In the Spring of 2012 I started dabbling in the idea of building a photo studio. But what did that mean? What is a photo studio? There are plenty of ways of answering that. What came to me was, I was tired of being freelance. A hired gun. I wanted to build an establishment that set us a part as photographic artists. It was evident, needed to pair down. I was tired of weddings. The moments were great, the people – fantastic, but the formula got to me. Some photographers enjoy the challenge of making magic amid changing styles and this weeks latest photography trend. For me, it started wearing on my soul, which was probably most apparent to the photographers I was assisting. I just couldn’t bear the thought of more closeups of wedding bans and Jimmy Choo shoes. I wanted more control. More styling. More Story. But where to start? I had no serious clients, and no rainy day fund to get things off the ground.
I developed my photography skills using available light techniques, but had studied from the masters who sculpted with ambient and strobe lighting primarily in the studio. I realized, if I was going to break out on my own, I needed my own studio space and a professional lighting setup. But where to begin? Before committing serious money, I bought a then $150 Impact kit from B&H along with two Smith Victor 710 lamps that the previous owner “borrowed” from a gig back in 1970 something.
Fast forward to Fall of 2013.

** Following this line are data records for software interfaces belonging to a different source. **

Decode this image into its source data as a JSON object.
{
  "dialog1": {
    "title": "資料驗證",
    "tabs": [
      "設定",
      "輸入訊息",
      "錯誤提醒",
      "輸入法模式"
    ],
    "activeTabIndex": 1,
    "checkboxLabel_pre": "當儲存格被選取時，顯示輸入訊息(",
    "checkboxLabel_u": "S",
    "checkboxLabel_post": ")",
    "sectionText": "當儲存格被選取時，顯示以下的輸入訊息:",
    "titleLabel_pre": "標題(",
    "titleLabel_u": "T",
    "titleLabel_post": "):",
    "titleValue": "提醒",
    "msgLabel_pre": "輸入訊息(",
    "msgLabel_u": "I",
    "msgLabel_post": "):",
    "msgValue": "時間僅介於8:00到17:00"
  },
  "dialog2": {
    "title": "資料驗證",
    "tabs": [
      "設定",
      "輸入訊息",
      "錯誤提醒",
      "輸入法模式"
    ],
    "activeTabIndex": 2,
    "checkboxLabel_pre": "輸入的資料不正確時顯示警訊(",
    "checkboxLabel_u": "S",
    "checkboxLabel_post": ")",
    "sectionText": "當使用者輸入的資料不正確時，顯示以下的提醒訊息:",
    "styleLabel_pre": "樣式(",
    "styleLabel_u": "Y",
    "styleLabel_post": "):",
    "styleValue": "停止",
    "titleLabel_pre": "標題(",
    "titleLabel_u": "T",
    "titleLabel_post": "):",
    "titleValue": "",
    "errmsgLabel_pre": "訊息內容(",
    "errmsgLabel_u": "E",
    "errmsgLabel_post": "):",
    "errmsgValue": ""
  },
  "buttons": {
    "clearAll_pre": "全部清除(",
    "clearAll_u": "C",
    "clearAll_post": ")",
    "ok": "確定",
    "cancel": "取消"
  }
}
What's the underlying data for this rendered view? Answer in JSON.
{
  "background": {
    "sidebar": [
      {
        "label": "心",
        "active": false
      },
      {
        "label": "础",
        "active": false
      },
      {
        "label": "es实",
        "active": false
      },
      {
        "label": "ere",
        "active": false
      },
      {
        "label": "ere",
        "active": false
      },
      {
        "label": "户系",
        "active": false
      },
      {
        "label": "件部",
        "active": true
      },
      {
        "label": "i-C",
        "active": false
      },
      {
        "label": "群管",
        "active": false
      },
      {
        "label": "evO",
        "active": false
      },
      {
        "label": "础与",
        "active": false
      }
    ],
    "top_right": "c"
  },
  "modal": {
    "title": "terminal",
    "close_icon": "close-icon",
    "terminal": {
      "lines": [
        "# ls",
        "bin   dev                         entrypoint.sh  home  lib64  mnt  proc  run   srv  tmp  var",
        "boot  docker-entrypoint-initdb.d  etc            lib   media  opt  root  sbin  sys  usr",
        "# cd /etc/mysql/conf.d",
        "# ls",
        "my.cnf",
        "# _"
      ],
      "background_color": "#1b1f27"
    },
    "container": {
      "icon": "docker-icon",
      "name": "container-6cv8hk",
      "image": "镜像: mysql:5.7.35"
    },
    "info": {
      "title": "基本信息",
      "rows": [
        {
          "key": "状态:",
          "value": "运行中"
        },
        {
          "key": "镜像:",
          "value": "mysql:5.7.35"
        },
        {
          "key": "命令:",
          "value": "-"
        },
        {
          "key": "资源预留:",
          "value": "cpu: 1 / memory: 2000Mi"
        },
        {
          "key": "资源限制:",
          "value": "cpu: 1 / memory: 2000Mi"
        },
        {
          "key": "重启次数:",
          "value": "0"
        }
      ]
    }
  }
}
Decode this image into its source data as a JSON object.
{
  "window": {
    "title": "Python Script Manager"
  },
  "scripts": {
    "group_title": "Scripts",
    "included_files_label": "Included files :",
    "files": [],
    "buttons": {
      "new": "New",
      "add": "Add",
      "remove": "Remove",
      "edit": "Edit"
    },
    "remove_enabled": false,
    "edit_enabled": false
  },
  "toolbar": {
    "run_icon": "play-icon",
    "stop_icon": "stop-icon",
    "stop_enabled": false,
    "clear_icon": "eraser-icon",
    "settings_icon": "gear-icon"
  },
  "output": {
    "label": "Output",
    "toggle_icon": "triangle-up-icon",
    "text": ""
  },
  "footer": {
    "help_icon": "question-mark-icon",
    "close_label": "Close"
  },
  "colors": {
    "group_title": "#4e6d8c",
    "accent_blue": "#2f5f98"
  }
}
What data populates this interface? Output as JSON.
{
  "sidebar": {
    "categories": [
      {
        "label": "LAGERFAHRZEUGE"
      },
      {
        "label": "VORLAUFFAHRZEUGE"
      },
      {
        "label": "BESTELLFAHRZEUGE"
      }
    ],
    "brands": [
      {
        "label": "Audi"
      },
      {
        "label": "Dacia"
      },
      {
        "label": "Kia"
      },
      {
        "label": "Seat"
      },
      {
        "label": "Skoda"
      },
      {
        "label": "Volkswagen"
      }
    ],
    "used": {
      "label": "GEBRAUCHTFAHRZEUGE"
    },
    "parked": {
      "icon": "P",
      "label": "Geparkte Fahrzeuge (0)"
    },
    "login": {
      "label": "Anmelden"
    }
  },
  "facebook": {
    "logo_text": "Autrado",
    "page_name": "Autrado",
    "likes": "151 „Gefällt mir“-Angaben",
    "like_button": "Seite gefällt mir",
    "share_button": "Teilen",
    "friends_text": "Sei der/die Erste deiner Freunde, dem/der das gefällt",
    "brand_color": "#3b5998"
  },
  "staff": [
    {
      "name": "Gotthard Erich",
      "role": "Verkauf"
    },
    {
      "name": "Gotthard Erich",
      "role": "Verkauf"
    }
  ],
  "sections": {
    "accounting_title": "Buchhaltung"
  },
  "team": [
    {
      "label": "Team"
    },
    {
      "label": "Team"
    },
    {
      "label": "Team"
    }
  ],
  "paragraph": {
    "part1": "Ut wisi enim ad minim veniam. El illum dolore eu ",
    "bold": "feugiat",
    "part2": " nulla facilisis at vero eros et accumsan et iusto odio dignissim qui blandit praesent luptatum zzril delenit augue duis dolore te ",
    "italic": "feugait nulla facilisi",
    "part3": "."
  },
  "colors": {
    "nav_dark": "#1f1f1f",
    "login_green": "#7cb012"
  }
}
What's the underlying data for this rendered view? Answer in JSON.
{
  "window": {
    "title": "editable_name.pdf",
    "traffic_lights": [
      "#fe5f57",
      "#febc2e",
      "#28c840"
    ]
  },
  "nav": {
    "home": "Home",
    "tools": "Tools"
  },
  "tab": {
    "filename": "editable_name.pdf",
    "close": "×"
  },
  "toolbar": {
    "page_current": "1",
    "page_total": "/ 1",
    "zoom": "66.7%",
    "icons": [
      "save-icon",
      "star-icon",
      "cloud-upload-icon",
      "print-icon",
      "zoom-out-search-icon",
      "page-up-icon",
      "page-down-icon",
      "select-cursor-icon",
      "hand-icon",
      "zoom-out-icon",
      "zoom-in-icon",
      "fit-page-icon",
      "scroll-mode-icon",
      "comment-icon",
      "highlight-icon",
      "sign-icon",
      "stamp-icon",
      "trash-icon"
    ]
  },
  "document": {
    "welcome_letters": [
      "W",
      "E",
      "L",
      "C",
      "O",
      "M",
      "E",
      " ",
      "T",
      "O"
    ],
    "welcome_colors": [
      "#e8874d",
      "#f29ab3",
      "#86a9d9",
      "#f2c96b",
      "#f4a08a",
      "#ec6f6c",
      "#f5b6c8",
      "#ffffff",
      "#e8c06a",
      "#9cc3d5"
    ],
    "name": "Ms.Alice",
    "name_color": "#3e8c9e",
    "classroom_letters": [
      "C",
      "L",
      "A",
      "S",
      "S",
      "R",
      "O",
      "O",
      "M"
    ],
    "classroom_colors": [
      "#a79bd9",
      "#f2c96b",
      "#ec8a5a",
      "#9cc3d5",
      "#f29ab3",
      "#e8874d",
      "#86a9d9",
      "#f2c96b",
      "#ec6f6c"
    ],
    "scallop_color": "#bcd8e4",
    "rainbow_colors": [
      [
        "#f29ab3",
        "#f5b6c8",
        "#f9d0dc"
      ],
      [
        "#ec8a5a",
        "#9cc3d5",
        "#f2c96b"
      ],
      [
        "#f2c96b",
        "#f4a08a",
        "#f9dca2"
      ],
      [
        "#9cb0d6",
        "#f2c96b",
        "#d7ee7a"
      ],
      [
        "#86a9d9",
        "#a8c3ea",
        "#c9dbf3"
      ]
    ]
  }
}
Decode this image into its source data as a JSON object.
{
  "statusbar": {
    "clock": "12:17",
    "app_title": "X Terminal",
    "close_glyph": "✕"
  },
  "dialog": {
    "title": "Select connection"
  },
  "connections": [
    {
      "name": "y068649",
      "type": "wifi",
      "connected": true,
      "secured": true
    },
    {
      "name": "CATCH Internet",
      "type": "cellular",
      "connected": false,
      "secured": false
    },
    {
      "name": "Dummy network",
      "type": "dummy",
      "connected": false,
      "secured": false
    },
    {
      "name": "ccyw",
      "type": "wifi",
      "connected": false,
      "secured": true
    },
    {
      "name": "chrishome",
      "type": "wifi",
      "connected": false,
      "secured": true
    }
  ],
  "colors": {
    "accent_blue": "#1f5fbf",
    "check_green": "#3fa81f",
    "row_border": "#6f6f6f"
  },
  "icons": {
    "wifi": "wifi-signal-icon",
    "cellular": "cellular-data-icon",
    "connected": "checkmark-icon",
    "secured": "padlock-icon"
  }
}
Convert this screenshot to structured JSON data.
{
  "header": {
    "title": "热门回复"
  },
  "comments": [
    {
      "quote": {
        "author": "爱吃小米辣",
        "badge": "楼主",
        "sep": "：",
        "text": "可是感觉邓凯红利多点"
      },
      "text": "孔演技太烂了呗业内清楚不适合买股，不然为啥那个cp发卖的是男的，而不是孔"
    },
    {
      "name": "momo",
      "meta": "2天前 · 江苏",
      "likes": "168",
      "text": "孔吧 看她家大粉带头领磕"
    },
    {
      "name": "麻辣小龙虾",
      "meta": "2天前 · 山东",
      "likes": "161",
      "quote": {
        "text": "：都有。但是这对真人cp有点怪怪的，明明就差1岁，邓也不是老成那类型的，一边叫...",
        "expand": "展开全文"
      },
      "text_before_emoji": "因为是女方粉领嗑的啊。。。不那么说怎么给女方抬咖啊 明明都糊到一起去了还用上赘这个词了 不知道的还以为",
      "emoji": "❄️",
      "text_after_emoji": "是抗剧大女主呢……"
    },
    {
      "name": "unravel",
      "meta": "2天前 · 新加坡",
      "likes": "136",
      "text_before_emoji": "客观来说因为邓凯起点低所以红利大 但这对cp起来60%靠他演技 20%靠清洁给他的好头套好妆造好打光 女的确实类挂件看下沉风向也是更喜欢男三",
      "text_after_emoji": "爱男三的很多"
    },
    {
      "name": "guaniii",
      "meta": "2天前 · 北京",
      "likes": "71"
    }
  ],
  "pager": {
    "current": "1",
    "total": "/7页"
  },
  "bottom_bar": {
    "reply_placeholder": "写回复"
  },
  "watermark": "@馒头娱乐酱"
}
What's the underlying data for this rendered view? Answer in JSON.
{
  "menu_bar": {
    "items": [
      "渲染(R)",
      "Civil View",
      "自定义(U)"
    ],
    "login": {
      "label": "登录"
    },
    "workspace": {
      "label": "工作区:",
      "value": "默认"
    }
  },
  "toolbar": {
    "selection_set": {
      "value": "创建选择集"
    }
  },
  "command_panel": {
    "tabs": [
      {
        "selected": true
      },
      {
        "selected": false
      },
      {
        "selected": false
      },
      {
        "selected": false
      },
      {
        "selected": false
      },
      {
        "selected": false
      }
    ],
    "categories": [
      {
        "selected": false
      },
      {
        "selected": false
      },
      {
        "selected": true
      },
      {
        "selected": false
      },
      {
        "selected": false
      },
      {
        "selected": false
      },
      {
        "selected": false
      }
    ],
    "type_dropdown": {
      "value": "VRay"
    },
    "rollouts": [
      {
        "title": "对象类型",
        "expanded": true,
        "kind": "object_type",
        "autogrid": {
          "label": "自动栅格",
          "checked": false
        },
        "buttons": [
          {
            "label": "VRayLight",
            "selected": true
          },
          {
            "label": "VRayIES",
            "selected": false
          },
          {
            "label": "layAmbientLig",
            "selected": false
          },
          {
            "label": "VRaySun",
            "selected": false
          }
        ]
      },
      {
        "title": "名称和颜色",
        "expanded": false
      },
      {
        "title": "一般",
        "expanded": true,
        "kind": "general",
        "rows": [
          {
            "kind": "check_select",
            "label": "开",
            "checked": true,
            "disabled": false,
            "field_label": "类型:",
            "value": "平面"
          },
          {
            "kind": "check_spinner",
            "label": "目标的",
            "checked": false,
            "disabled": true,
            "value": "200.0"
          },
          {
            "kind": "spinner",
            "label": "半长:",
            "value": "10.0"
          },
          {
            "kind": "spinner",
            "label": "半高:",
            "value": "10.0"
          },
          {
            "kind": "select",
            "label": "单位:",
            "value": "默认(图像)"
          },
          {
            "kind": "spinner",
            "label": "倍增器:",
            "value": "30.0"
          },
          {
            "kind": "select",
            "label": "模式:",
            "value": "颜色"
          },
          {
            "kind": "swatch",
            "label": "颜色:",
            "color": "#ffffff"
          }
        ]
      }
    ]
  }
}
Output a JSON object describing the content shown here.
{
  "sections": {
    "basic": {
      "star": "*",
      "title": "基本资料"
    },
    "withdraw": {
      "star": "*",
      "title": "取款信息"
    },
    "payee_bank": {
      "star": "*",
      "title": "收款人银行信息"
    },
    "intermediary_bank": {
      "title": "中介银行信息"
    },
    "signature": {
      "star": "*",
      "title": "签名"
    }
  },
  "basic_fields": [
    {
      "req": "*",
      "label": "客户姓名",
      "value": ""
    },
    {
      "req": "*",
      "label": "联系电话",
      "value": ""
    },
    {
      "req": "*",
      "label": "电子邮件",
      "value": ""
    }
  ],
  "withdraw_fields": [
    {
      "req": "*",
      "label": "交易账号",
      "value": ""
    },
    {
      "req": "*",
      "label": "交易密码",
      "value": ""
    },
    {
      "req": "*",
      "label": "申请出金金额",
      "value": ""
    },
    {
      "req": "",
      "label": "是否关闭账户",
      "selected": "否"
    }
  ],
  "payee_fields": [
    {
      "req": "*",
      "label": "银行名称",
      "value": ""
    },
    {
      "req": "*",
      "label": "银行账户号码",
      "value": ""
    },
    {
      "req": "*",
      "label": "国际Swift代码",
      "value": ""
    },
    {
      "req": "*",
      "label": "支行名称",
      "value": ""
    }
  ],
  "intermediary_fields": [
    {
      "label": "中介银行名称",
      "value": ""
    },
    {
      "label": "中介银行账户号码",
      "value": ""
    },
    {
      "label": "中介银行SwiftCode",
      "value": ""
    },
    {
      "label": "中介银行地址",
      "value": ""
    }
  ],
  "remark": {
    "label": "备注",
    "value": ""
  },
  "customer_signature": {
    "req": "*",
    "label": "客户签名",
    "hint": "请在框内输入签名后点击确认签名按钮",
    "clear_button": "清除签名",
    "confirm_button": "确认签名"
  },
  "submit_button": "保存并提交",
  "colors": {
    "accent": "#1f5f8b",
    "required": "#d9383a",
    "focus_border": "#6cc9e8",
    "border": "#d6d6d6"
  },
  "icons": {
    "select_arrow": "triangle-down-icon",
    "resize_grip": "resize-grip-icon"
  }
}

I was chatting with model and musician Melissa Danas over her photo portfolio after a gig, and we got to the idea of doing a Klimt style shoot. While that test proved to be a bit of a learning curve for both of us at the time, with the remaining 20 minutes we had left in the studio we decided to give her slender look, horn and new tattoo a whirl in the studio. Simple, elegant and sexy. For whatever reason I couldn’t get Helmut Newton out of my frame, so we went with it.
We only took hand full of images, so these were the only two that made the cut. This first one is my favorite. It was a brief moment in time as Melissa adjusted herself and I caught it. As we close in on four years of this photography studio, I still get compliments of this image. It was the first image in the studio that made me think, “Ok, I think we’ve got something here.” Improvisation is the name of the game in photography.
The circumstances of creation are never perfect, but it’s those moments that force us to dig deep in our caveman-like brains and come up with something even better than intended on the fly. My hope is that, whatever you’re ready to dive into, you stick with it in the face of frustration. It works out in the end if you’re patient enough. This moment clinched it.
Ok, that’s it. Happy Snapping!